- Check in if flying from Thailand – wherever you are from, if you are flying home or onwards from Thailand it would be a great help to check in on their website for animals with homes lined up a few weeks before your flight. The dogs and cats go through their quarantine period while at the centre, and as soon as they have a home lined up they are able to go (currently they have 4 dogs and 5 cats with homes just waiting on transport). However, animals can’t fly unaccompanied so they are reliant on volunteers flying in that direction to transport the animals. It’s surprisingly easy, all paperwork is sorted for you and a LAW volunteer will meet you at the airport with the dog/cat ready to go. At no expense to yourself you will be able to deliver an animal in need to their forever home and limit the time they need to spend without a loving family.

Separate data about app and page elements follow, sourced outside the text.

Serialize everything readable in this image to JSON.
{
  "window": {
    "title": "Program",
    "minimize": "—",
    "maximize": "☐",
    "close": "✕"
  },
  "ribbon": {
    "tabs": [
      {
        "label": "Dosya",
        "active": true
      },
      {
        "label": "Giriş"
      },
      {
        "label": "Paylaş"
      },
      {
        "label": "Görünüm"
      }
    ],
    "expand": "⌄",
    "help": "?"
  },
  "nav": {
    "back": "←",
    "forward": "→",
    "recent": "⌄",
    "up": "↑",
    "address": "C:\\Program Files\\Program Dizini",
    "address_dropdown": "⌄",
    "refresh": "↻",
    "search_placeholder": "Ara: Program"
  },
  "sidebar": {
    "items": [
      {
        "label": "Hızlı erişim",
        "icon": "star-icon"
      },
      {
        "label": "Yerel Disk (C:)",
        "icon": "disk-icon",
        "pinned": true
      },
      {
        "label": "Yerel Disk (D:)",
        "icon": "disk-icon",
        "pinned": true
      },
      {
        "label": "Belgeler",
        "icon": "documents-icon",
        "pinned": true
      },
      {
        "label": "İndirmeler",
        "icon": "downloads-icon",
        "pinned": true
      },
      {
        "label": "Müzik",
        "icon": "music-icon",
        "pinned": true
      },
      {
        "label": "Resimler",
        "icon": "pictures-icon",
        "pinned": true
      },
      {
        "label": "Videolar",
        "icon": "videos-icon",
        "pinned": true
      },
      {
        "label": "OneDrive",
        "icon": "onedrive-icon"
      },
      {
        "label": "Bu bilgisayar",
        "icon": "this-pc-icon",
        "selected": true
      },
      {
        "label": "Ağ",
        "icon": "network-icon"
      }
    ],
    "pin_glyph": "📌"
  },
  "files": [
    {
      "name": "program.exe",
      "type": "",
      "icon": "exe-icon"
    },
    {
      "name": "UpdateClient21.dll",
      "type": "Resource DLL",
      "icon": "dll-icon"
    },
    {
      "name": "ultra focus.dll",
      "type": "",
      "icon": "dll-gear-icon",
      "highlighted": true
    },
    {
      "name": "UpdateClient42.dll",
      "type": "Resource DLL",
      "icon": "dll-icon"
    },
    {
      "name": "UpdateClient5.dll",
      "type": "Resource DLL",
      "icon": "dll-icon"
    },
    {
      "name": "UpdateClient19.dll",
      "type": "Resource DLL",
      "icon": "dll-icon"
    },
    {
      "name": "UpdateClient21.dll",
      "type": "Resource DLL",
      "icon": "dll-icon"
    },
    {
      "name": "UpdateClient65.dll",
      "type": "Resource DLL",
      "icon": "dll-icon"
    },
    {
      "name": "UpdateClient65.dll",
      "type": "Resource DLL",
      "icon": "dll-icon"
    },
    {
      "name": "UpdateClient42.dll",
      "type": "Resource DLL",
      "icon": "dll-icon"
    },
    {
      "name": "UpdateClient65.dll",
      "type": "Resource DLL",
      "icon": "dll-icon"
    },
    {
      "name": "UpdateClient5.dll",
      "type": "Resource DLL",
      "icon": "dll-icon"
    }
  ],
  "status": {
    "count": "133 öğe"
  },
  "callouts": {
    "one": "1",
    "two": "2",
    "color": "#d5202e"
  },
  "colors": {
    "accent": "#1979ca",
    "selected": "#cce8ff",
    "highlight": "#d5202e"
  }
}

- Fundraising – got a run or bake sale coming up, or planning to humiliate yourself for Movember again? Do it for Lanta Animal Welfare!
- Follow and share – social media is a great way to raise awareness for a worthy cause, so follow Lanta Animal Welfare’s Facebook and Twitter and help get their name out there. Remember if you aren’t in a position to help, one of your friends might be and every share increases awareness of their plight and makes it more likely that someone will fall in love with one of the dogs or cats, or be able to donate or provide vital aid.
- Introductions – the centre are looking for connections in fostering services, animal charities and other services such as food and care organisations to provide aid and help get their message across. They have done great work with sterilisation efforts with German non-profit WTG recently, and are looking to continue to build strong relationships with organisations across the world in the future. Again what is a little to some of these companies can go a long way for a charity like LAW, so any efforts are gratefully received, so please get in touch if you think you can help.
- Eat! – as mentioned, proceeds from Junie’s restaurant and cooking school, Time for Lime go directly to supporting the animals, so if you are in Koh Lanta and are looking to gain some culinary skills or just fancy a first class meal, pop in and enjoy!
- Adopt – finally, if you are in a position to rehome an animal, get in touch with them and find out who might be the right match for you! They see dogs and cats of all ages, shapes and sizes. Each has their own unique character waiting to be drawn out, but one thing they all have in coming is that they are so deserving of a chance for a happy forever home. Remember, while saving one animal won’t change the world, for that one animal the world will change forever.
“Anyone can make a huge difference! Whether you’re rich or poor, have experience or not, it doesn’t matter. It was my passion and compassion that gave me the energy and determination to help the animals here at Koh Lanta”- Junie Kovacs
For further information or to get in contact, please check out the Lanta Animal Welfare website, www.lantaanimalwelfare.com, or drop them an email at firstname.lastname@example.org. Please, if you can help, do what you can.